Cold weather is here, have you started winterizing your boat yet?
Here are a few more tips on winterizing your boat from one of our Marine Insurance carriers, ACE. We will present this information in 5 parts, you can view part 1 here, part 2 here, part 3 here, and part 4 here. This last post addresses what to do after the Haulout, outside the boat.
Inside the Boat
Keep that clipboard and pencil handy as you take care of the final chores in the boat’s interior spaces. Make a note of anything that needs attention as you finish winterizing the boat’s systems.
Inspect All Seacocks
You already closed most of the seacocks before haulout. Now close the seacocks for the main engines. Did all the seacocks feel smooth and easy to operate? Make a note of any that felt stiff or rough. It may be time to service or replace them.
Change Engine Oil
Engine oil always contains a bit of moisture from condensation that collects on internal surfaces when the engine cools down. That moisture can cause damage if it’s left in the engine all winter. That’s why it’s a good idea to change the oil just before winter storage, regardless of how recently it was changed the last time.

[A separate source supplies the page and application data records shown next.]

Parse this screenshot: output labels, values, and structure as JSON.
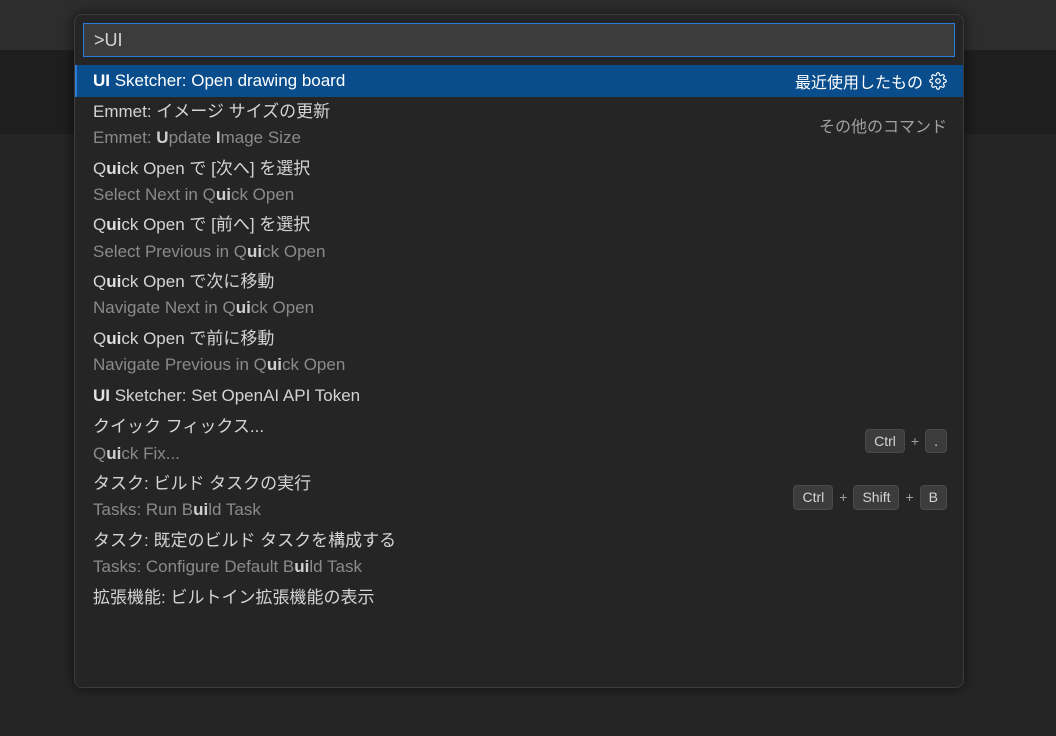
{
  "input": {
    "value": ">UI"
  },
  "groups": {
    "recent": "最近使用したもの",
    "other": "その他のコマンド"
  },
  "items": [
    {
      "primary_segments": [
        {
          "t": "UI",
          "hl": true
        },
        {
          "t": " Sketcher: Open drawing board",
          "hl": false
        }
      ],
      "secondary_segments": null,
      "group": "recent",
      "selected": true,
      "gear": true,
      "keys": null
    },
    {
      "primary_segments": [
        {
          "t": "Emmet: イメージ サイズの更新",
          "hl": false
        }
      ],
      "secondary_segments": [
        {
          "t": "Emmet: ",
          "hl": false
        },
        {
          "t": "U",
          "hl": true
        },
        {
          "t": "pdate ",
          "hl": false
        },
        {
          "t": "I",
          "hl": true
        },
        {
          "t": "mage Size",
          "hl": false
        }
      ],
      "group": "other",
      "selected": false,
      "gear": false,
      "keys": null
    },
    {
      "primary_segments": [
        {
          "t": "Q",
          "hl": false
        },
        {
          "t": "ui",
          "hl": true
        },
        {
          "t": "ck Open で [次へ] を選択",
          "hl": false
        }
      ],
      "secondary_segments": [
        {
          "t": "Select Next in Q",
          "hl": false
        },
        {
          "t": "ui",
          "hl": true
        },
        {
          "t": "ck Open",
          "hl": false
        }
      ],
      "group": null,
      "selected": false,
      "gear": false,
      "keys": null
    },
    {
      "primary_segments": [
        {
          "t": "Q",
          "hl": false
        },
        {
          "t": "ui",
          "hl": true
        },
        {
          "t": "ck Open で [前へ] を選択",
          "hl": false
        }
      ],
      "secondary_segments": [
        {
          "t": "Select Previous in Q",
          "hl": false
        },
        {
          "t": "ui",
          "hl": true
        },
        {
          "t": "ck Open",
          "hl": false
        }
      ],
      "group": null,
      "selected": false,
      "gear": false,
      "keys": null
    },
    {
      "primary_segments": [
        {
          "t": "Q",
          "hl": false
        },
        {
          "t": "ui",
          "hl": true
        },
        {
          "t": "ck Open で次に移動",
          "hl": false
        }
      ],
      "secondary_segments": [
        {
          "t": "Navigate Next in Q",
          "hl": false
        },
        {
          "t": "ui",
          "hl": true
        },
        {
          "t": "ck Open",
          "hl": false
        }
      ],
      "group": null,
      "selected": false,
      "gear": false,
      "keys": null
    },
    {
      "primary_segments": [
        {
          "t": "Q",
          "hl": false
        },
        {
          "t": "ui",
          "hl": true
        },
        {
          "t": "ck Open で前に移動",
          "hl": false
        }
      ],
      "secondary_segments": [
        {
          "t": "Navigate Previous in Q",
          "hl": false
        },
        {
          "t": "ui",
          "hl": true
        },
        {
          "t": "ck Open",
          "hl": false
        }
      ],
      "group": null,
      "selected": false,
      "gear": false,
      "keys": null
    },
    {
      "primary_segments": [
        {
          "t": "UI",
          "hl": true
        },
        {
          "t": " Sketcher: Set OpenAI API Token",
          "hl": false
        }
      ],
      "secondary_segments": null,
      "group": null,
      "selected": false,
      "gear": false,
      "keys": null
    },
    {
      "primary_segments": [
        {
          "t": "クイック フィックス...",
          "hl": false
        }
      ],
      "secondary_segments": [
        {
          "t": "Q",
          "hl": false
        },
        {
          "t": "ui",
          "hl": true
        },
        {
          "t": "ck Fix...",
          "hl": false
        }
      ],
      "group": null,
      "selected": false,
      "gear": false,
      "keys": [
        "Ctrl",
        "."
      ]
    },
    {
      "primary_segments": [
        {
          "t": "タスク: ビルド タスクの実行",
          "hl": false
        }
      ],
      "secondary_segments": [
        {
          "t": "Tasks: Run B",
          "hl": false
        },
        {
          "t": "ui",
          "hl": true
        },
        {
          "t": "ld Task",
          "hl": false
        }
      ],
      "group": null,
      "selected": false,
      "gear": false,
      "keys": [
        "Ctrl",
        "Shift",
        "B"
      ]
    },
    {
      "primary_segments": [
        {
          "t": "タスク: 既定のビルド タスクを構成する",
          "hl": false
        }
      ],
      "secondary_segments": [
        {
          "t": "Tasks: Configure Default B",
          "hl": false
        },
        {
          "t": "ui",
          "hl": true
        },
        {
          "t": "ld Task",
          "hl": false
        }
      ],
      "group": null,
      "selected": false,
      "gear": false,
      "keys": null
    },
    {
      "primary_segments": [
        {
          "t": "拡張機能: ビルトイン拡張機能の表示",
          "hl": false
        }
      ],
      "secondary_segments": null,
      "group": null,
      "selected": false,
      "gear": false,
      "keys": null
    }
  ]
}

The oil filter should be changed too. Does the boat have a generator? Remember, all the things you need to do to the drive engines, you also need to do to the genset as well.
Now that you’ve run the engines for the last time this season, you need to drain the water from their cooling systems. Drain the seawater intake strainers and open them up for a good cleaning, and be sure all the water drains out of all the hoses between the seacock and the engine. If the seawater pump on the engine has a drain plug, remove it to drain the pump. If there’s no plug, remove the pump cover. That’s a good time to pull the impeller out and inspect it. If the impeller shows signs of wear, make a note to replace it. Even if it’s in good shape, you might want to leave it out of the pump for the winter so the blades won’t take a set.

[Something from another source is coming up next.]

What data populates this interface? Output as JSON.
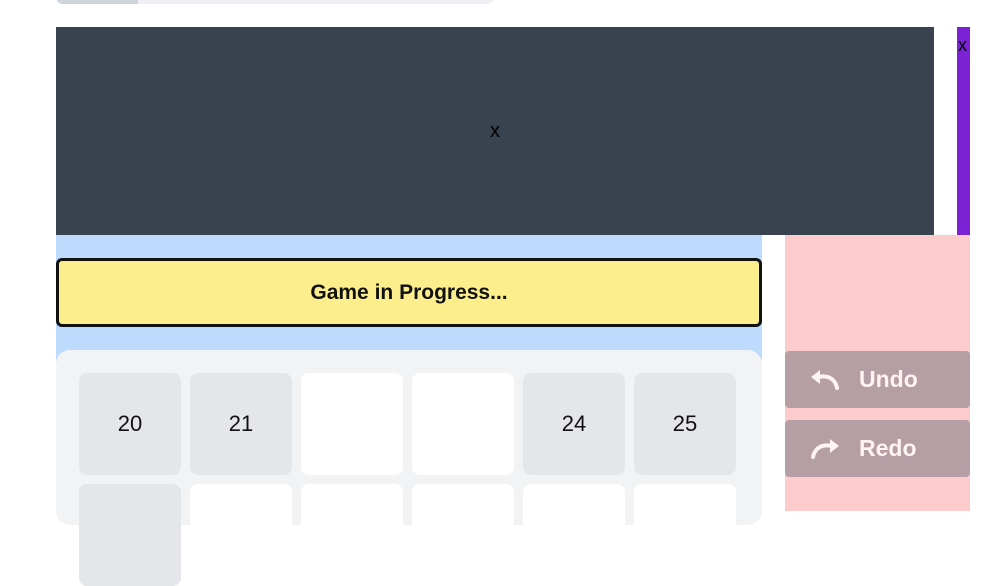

If the engine is raw-water cooled, the entire cooling system must be drained to prevent damage from freezing. When you drain the block of a V-6 or V-8 engine, remember that there are drain plugs on both sides of the block. There are also drains on the bottoms of the exhaust manifolds. The mufflers may have drain plugs, too. Don’t forget the generator!
A marine engine that’s fresh-water cooled is full of coolant that should be a 50-50 mix of water and anti-freeze. Just like your car, a marine engine will need fresh coolant every few years to provide freeze and corrosion protection. If your engine is due for a coolant change, now is the time to do it. Remember that there is still some raw water in the heat exchanger and the exhaust system, and those components must be drained. Check your engine manual for the location of drain plugs and any other winterizing instructions specific to your engine.
If you have arranged to have your boat shrink-wrapped for winter storage, be sure the plastic wrapping won’t react with any painted surfaces. Some urethane paints and some shrink-wrap plastics aren’t compatible, and a ruined paint job can be the result. Also, it’s nice to know if all that plastic can be recycled in the spring when it’s removed. Many shrink-wraps can now be recycled.
Don’t Forget Her!
Now that all the chores are done and the boat is snug in the yard for her winter nap, don’t forget her! Plan to drop by the yard every month or so to check on her. Make sure water or ice isn’t collecting where it can do damage. Be sure winter covers are secure. If you spend the winter a long distance from the boat, have a friend or service person check on her occasionally. You’ll enjoy next year’s boating season even more when your boat is ready to go in the spring, with everything working properly.
Our Marine Team knows boat insurance inside and out. You’ve put a lot of time, money and effort into your vessel, now let Adam and Liz carefully protect your boat from perils. Visit them at wellsmarineins.com or stop by our Wrightsville Beach office.